Given records.
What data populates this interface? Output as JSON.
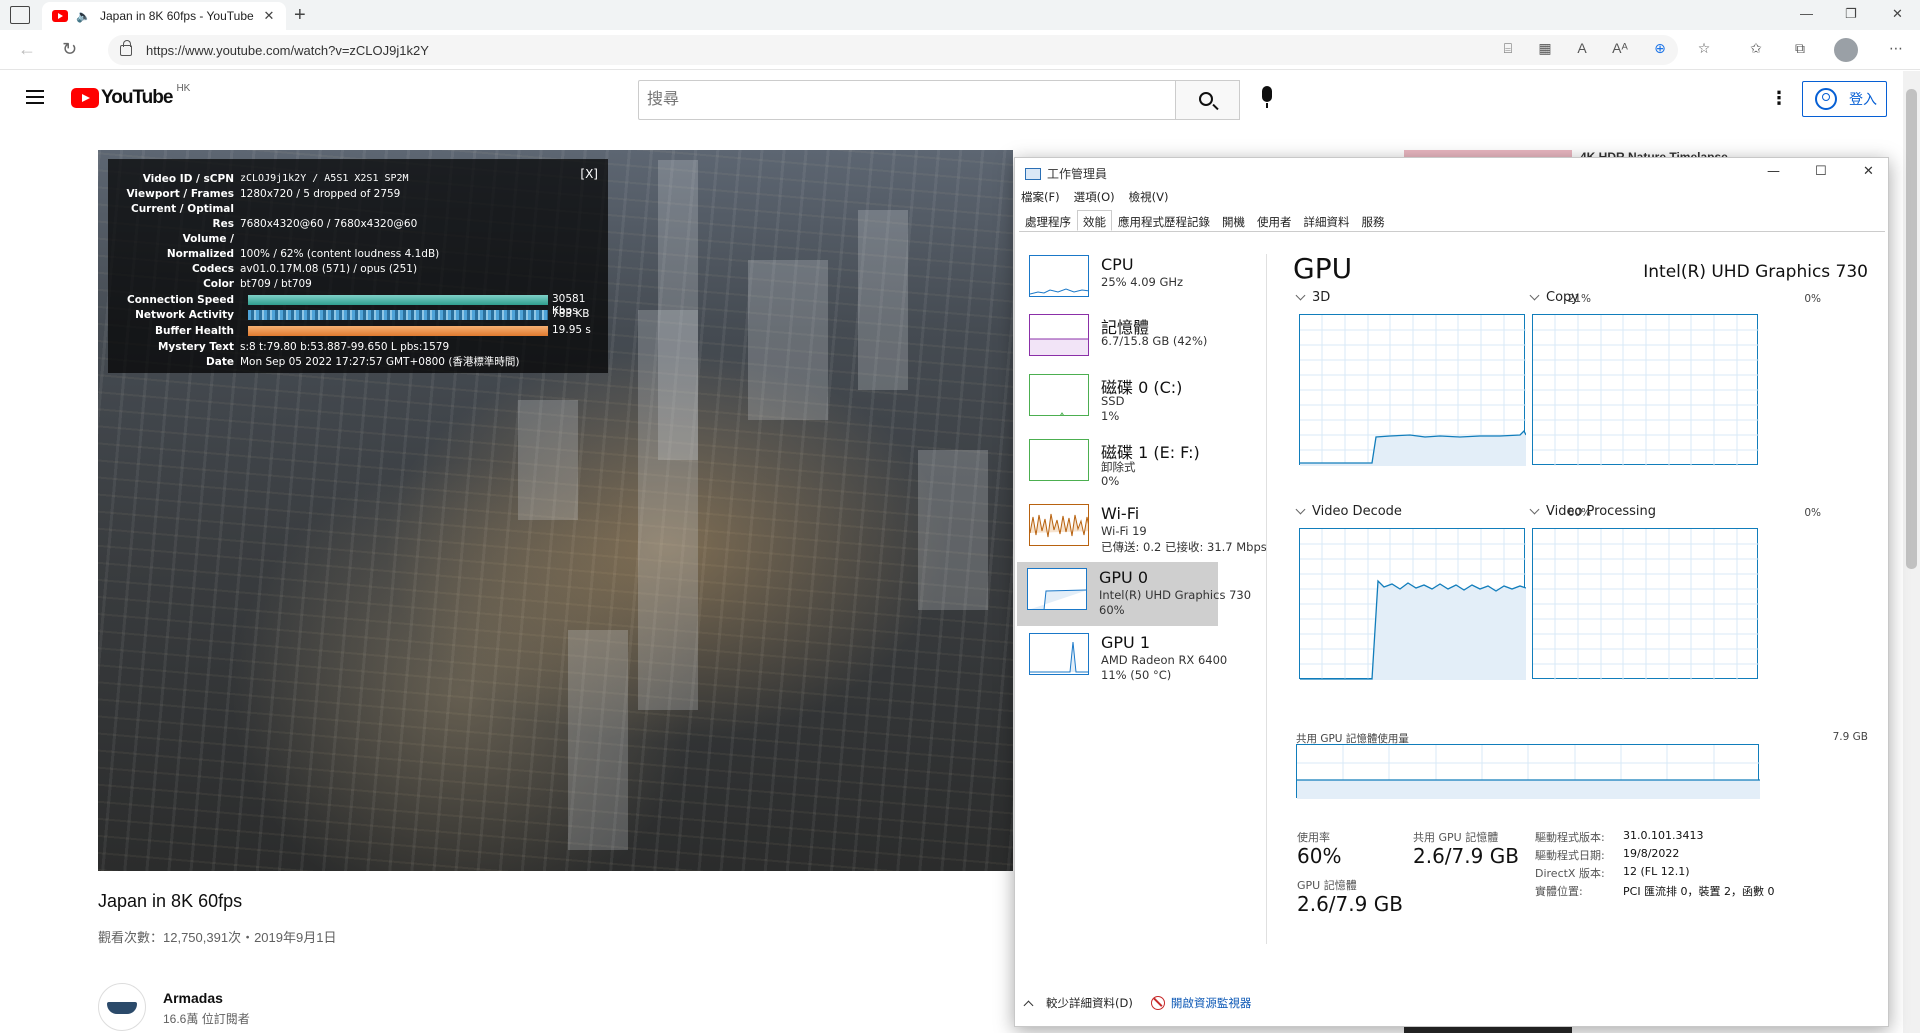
{
  "browser": {
    "tab_title": "Japan in 8K 60fps - YouTube",
    "url": "https://www.youtube.com/watch?v=zCLOJ9j1k2Y"
  },
  "youtube": {
    "logo_text": "YouTube",
    "country": "HK",
    "search_placeholder": "搜尋",
    "signin_label": "登入",
    "video": {
      "title": "Japan in 8K 60fps",
      "meta": "觀看次數：12,750,391次・2019年9月1日",
      "channel": "Armadas",
      "subscribers": "16.6萬 位訂閱者"
    },
    "related_title": "4K HDR Nature Timelapse"
  },
  "stats_for_nerds": {
    "close": "[X]",
    "rows": [
      {
        "k": "Video ID / sCPN",
        "v": "zCLOJ9j1k2Y / A5S1 X2S1 SP2M"
      },
      {
        "k": "Viewport / Frames",
        "v": "1280x720 / 5 dropped of 2759"
      },
      {
        "k": "Current / Optimal",
        "v": ""
      },
      {
        "k": "Res",
        "v": "7680x4320@60 / 7680x4320@60"
      },
      {
        "k": "Volume /",
        "v": ""
      },
      {
        "k": "Normalized",
        "v": "100% / 62% (content loudness 4.1dB)"
      },
      {
        "k": "Codecs",
        "v": "av01.0.17M.08 (571) / opus (251)"
      },
      {
        "k": "Color",
        "v": "bt709 / bt709"
      },
      {
        "k": "Connection Speed",
        "v": ""
      },
      {
        "k": "Network Activity",
        "v": ""
      },
      {
        "k": "Buffer Health",
        "v": ""
      },
      {
        "k": "Mystery Text",
        "v": "s:8 t:79.80 b:53.887-99.650 L pbs:1579"
      },
      {
        "k": "Date",
        "v": "Mon Sep 05 2022 17:27:57 GMT+0800 (香港標準時間)"
      }
    ],
    "connection_speed": "30581 Kbps",
    "network_activity": "783 KB",
    "buffer_health": "19.95 s"
  },
  "task_manager": {
    "title": "工作管理員",
    "menu": [
      "檔案(F)",
      "選項(O)",
      "檢視(V)"
    ],
    "tabs": [
      "處理程序",
      "效能",
      "應用程式歷程記錄",
      "開機",
      "使用者",
      "詳細資料",
      "服務"
    ],
    "active_tab": "效能",
    "resources": [
      {
        "name": "CPU",
        "l2": "25% 4.09 GHz",
        "l3": ""
      },
      {
        "name": "記憶體",
        "l2": "6.7/15.8 GB (42%)",
        "l3": ""
      },
      {
        "name": "磁碟 0 (C:)",
        "l2": "SSD",
        "l3": "1%"
      },
      {
        "name": "磁碟 1 (E: F:)",
        "l2": "卸除式",
        "l3": "0%"
      },
      {
        "name": "Wi-Fi",
        "l2": "Wi-Fi 19",
        "l3": "已傳送: 0.2 已接收: 31.7 Mbps"
      },
      {
        "name": "GPU 0",
        "l2": "Intel(R) UHD Graphics 730",
        "l3": "60%"
      },
      {
        "name": "GPU 1",
        "l2": "AMD Radeon RX 6400",
        "l3": "11% (50 °C)"
      }
    ],
    "selected_resource": "GPU 0",
    "detail": {
      "heading": "GPU",
      "model": "Intel(R) UHD Graphics 730",
      "engines": [
        {
          "name": "3D",
          "pct": "21%"
        },
        {
          "name": "Copy",
          "pct": "0%"
        },
        {
          "name": "Video Decode",
          "pct": "60%"
        },
        {
          "name": "Video Processing",
          "pct": "0%"
        }
      ],
      "shared_mem_label": "共用 GPU 記憶體使用量",
      "shared_mem_max": "7.9 GB",
      "utilization_label": "使用率",
      "utilization": "60%",
      "shared_mem_stat_label": "共用 GPU 記憶體",
      "shared_mem_stat": "2.6/7.9 GB",
      "gpu_mem_label": "GPU 記憶體",
      "gpu_mem": "2.6/7.9 GB",
      "info": [
        {
          "k": "驅動程式版本:",
          "v": "31.0.101.3413"
        },
        {
          "k": "驅動程式日期:",
          "v": "19/8/2022"
        },
        {
          "k": "DirectX 版本:",
          "v": "12 (FL 12.1)"
        },
        {
          "k": "實體位置:",
          "v": "PCI 匯流排 0，裝置 2，函數 0"
        }
      ]
    },
    "footer": {
      "fewer_details": "較少詳細資料(D)",
      "open_resmon": "開啟資源監視器"
    }
  }
}
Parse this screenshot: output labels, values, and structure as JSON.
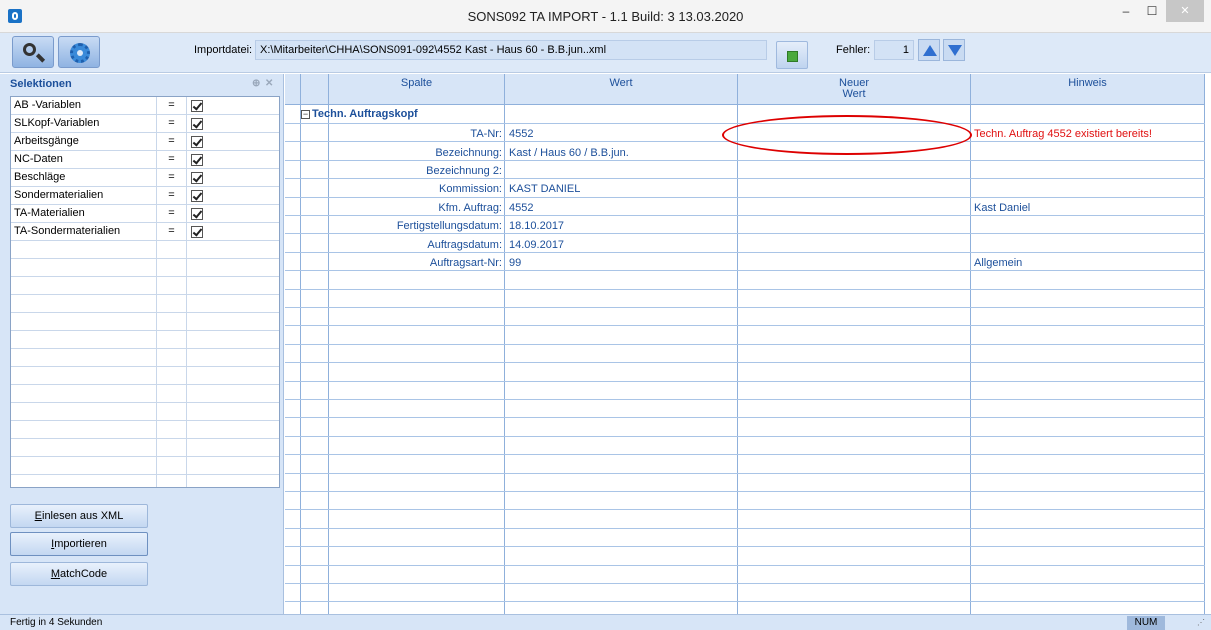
{
  "window": {
    "title": "SONS092 TA IMPORT - 1.1 Build: 3 13.03.2020",
    "minimize": "–",
    "maximize": "☐",
    "close": "✕"
  },
  "toolbar": {
    "import_label": "Importdatei:",
    "import_path": "X:\\Mitarbeiter\\CHHA\\SONS091-092\\4552 Kast - Haus 60 - B.B.jun..xml",
    "fehler_label": "Fehler:",
    "fehler_value": "1"
  },
  "selections": {
    "title": "Selektionen",
    "pin": "⊕",
    "close": "✕",
    "items": [
      {
        "name": "AB -Variablen",
        "op": "=",
        "checked": true
      },
      {
        "name": "SLKopf-Variablen",
        "op": "=",
        "checked": true
      },
      {
        "name": "Arbeitsgänge",
        "op": "=",
        "checked": true
      },
      {
        "name": "NC-Daten",
        "op": "=",
        "checked": true
      },
      {
        "name": "Beschläge",
        "op": "=",
        "checked": true
      },
      {
        "name": "Sondermaterialien",
        "op": "=",
        "checked": true
      },
      {
        "name": "TA-Materialien",
        "op": "=",
        "checked": true
      },
      {
        "name": "TA-Sondermaterialien",
        "op": "=",
        "checked": true
      }
    ]
  },
  "buttons": {
    "einlesen_prefix": "E",
    "einlesen_rest": "inlesen aus XML",
    "importieren_prefix": "I",
    "importieren_rest": "mportieren",
    "matchcode_prefix": "M",
    "matchcode_rest": "atchCode"
  },
  "grid": {
    "headers": {
      "spalte": "Spalte",
      "wert": "Wert",
      "neuer_wert_1": "Neuer",
      "neuer_wert_2": "Wert",
      "hinweis": "Hinweis"
    },
    "group": {
      "toggle": "−",
      "label": "Techn. Auftragskopf"
    },
    "rows": [
      {
        "label": "TA-Nr:",
        "value": "4552",
        "hint": "Techn. Auftrag 4552 existiert bereits!",
        "hint_error": true
      },
      {
        "label": "Bezeichnung:",
        "value": "Kast / Haus 60 / B.B.jun.",
        "hint": ""
      },
      {
        "label": "Bezeichnung 2:",
        "value": "",
        "hint": ""
      },
      {
        "label": "Kommission:",
        "value": "KAST DANIEL",
        "hint": ""
      },
      {
        "label": "Kfm. Auftrag:",
        "value": "4552",
        "hint": "Kast Daniel"
      },
      {
        "label": "Fertigstellungsdatum:",
        "value": "18.10.2017",
        "hint": ""
      },
      {
        "label": "Auftragsdatum:",
        "value": "14.09.2017",
        "hint": ""
      },
      {
        "label": "Auftragsart-Nr:",
        "value": "99",
        "hint": "Allgemein"
      }
    ]
  },
  "status": {
    "text": "Fertig in 4 Sekunden",
    "num": "NUM"
  },
  "colors": {
    "error": "#e01010",
    "header_text": "#1c4f9a",
    "panel_bg": "#d7e5f7",
    "annotation": "#dd0000"
  }
}
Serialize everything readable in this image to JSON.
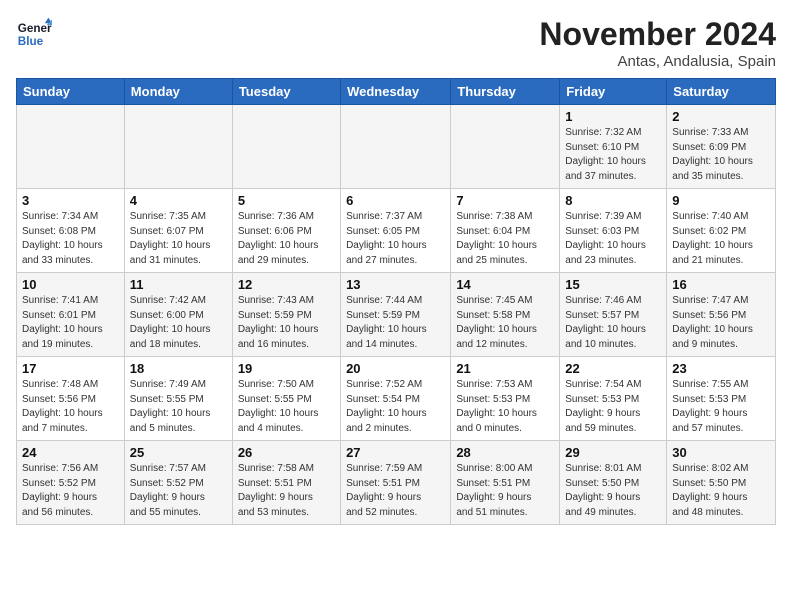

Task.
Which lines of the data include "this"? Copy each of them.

Written response.
What data populates this interface? Output as JSON.
Parse this screenshot: output labels, values, and structure as JSON.
Serialize everything readable in this image to JSON.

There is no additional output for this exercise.